I'm currently reading this recently published account of the shipwreck, mutiny etc. A very enjoyable read so far.
I read Killers of the Flower Moon recently as well. Not as easy a read, I thought, but an amazing story of which I was previously totally unaware.I think he's a good writer - prose is very readable
Coincidentally, I see that a film based on one of his other books is getting good reviews:
Killers of the Flower Moon, Cannes review: Scorsese masterpiece gives DiCaprio his best role yet
i'm in Chapter 2 - it states 37 days England to Madeira; that can't be correct...
I wasn't aware of the "political commentary" to which you refer and I can't see how any modern author could give an account of those events without the inherent racism and imperialism of the era being obvious and highlighted not to mention the wanton cruelty inflicted on the "lower classes" by those in authority.I finished it.
I mostly liked it. It's a good story and he tells it pretty well.
Some of the political commentary, which is of a pretty contemporary aspect dealing with racism, empire etc., has very much the feel of being tacked on after the book was written. It doesn't really even apply to this story: the voyage was not a voyage of conquest, and their dealings with native peoples were peaceful and unremarkable.., unless you think that sailors after being at sea for months, and then shipwrecked would, not ordinarily be interested in female companionship.

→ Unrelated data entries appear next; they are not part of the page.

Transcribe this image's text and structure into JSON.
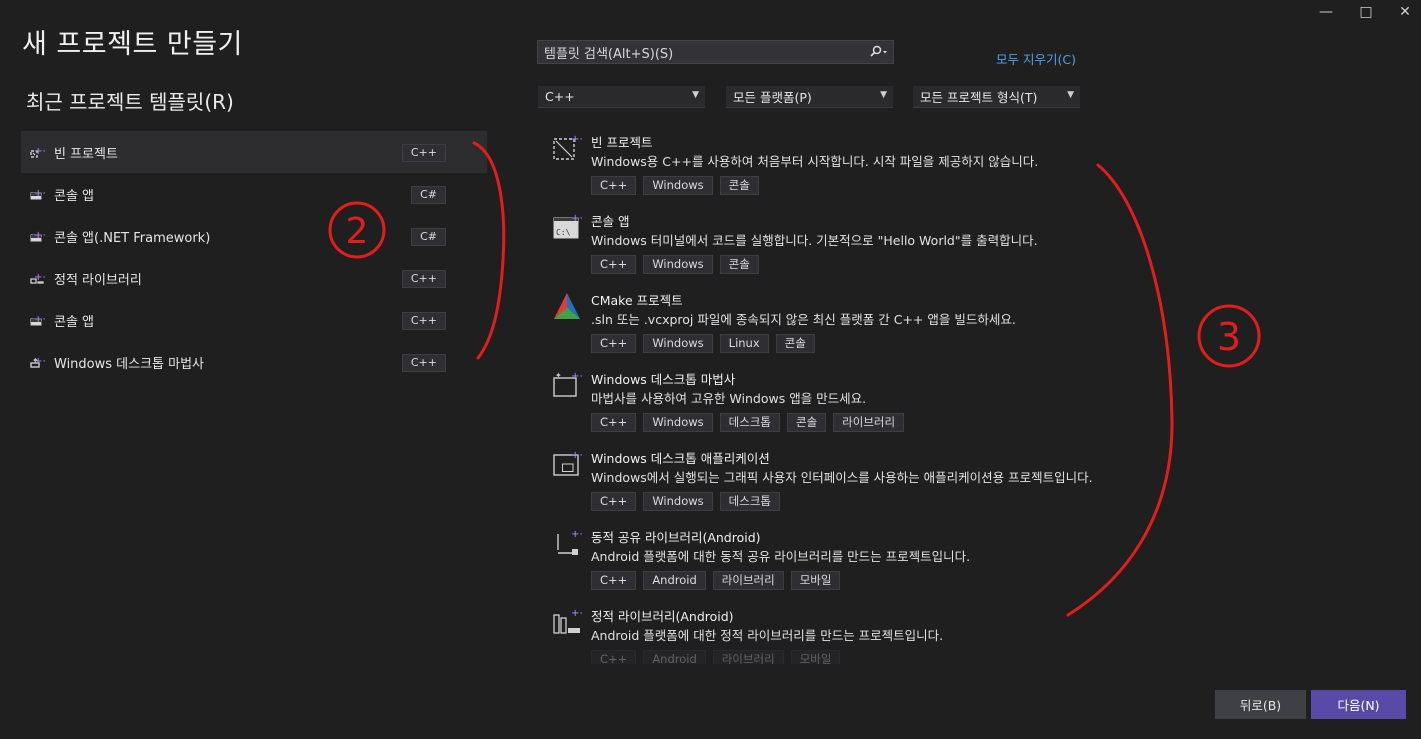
{
  "window": {
    "minimize_glyph": "—",
    "maximize_glyph": "□",
    "close_glyph": "✕"
  },
  "page_title": "새 프로젝트 만들기",
  "recent": {
    "title": "최근 프로젝트 템플릿(R)",
    "items": [
      {
        "label": "빈 프로젝트",
        "lang": "C++",
        "icon": "empty-project-icon"
      },
      {
        "label": "콘솔 앱",
        "lang": "C#",
        "icon": "console-app-icon"
      },
      {
        "label": "콘솔 앱(.NET Framework)",
        "lang": "C#",
        "icon": "console-app-icon"
      },
      {
        "label": "정적 라이브러리",
        "lang": "C++",
        "icon": "static-library-icon"
      },
      {
        "label": "콘솔 앱",
        "lang": "C++",
        "icon": "console-app-icon"
      },
      {
        "label": "Windows 데스크톱 마법사",
        "lang": "C++",
        "icon": "desktop-wizard-icon"
      }
    ]
  },
  "search": {
    "placeholder": "템플릿 검색(Alt+S)(S)",
    "icon": "search-icon"
  },
  "clear_all": "모두 지우기(C)",
  "filters": {
    "language": "C++",
    "platform": "모든 플랫폼(P)",
    "project_type": "모든 프로젝트 형식(T)"
  },
  "templates": [
    {
      "name": "빈 프로젝트",
      "desc": "Windows용 C++를 사용하여 처음부터 시작합니다. 시작 파일을 제공하지 않습니다.",
      "tags": [
        "C++",
        "Windows",
        "콘솔"
      ],
      "icon": "empty-project-icon"
    },
    {
      "name": "콘솔 앱",
      "desc": "Windows 터미널에서 코드를 실행합니다. 기본적으로 \"Hello World\"를 출력합니다.",
      "tags": [
        "C++",
        "Windows",
        "콘솔"
      ],
      "icon": "console-app-icon"
    },
    {
      "name": "CMake 프로젝트",
      "desc": ".sln 또는 .vcxproj 파일에 종속되지 않은 최신 플랫폼 간 C++ 앱을 빌드하세요.",
      "tags": [
        "C++",
        "Windows",
        "Linux",
        "콘솔"
      ],
      "icon": "cmake-icon"
    },
    {
      "name": "Windows 데스크톱 마법사",
      "desc": "마법사를 사용하여 고유한 Windows 앱을 만드세요.",
      "tags": [
        "C++",
        "Windows",
        "데스크톱",
        "콘솔",
        "라이브러리"
      ],
      "icon": "desktop-wizard-icon"
    },
    {
      "name": "Windows 데스크톱 애플리케이션",
      "desc": "Windows에서 실행되는 그래픽 사용자 인터페이스를 사용하는 애플리케이션용 프로젝트입니다.",
      "tags": [
        "C++",
        "Windows",
        "데스크톱"
      ],
      "icon": "desktop-app-icon"
    },
    {
      "name": "동적 공유 라이브러리(Android)",
      "desc": "Android 플랫폼에 대한 동적 공유 라이브러리를 만드는 프로젝트입니다.",
      "tags": [
        "C++",
        "Android",
        "라이브러리",
        "모바일"
      ],
      "icon": "shared-library-icon"
    },
    {
      "name": "정적 라이브러리(Android)",
      "desc": "Android 플랫폼에 대한 정적 라이브러리를 만드는 프로젝트입니다.",
      "tags": [
        "C++",
        "Android",
        "라이브러리",
        "모바일"
      ],
      "icon": "static-library-icon"
    }
  ],
  "buttons": {
    "back": "뒤로(B)",
    "next": "다음(N)"
  },
  "annotations": {
    "label_2": "2",
    "label_3": "3",
    "color": "#e11d1d"
  },
  "colors": {
    "accent": "#5a4aa8",
    "link": "#4fa0e8",
    "icon_plus": "#b58cff"
  }
}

I might give Killers of the Flower Moon a go - the book not the film. I don't watch films generally; i don't have the patience.
Can't say I noticed that myself. Anyway I'm glad it didn't spoil your enjoyment too much because it is, as you say, a good story, well told.i guess my main point is not whether the comments are appropriate, or not. The comments, and there are not many, did not read as an organic part of the book. Rather, they have the feel of being an afterthought. I mean to speak more about the writing than the content.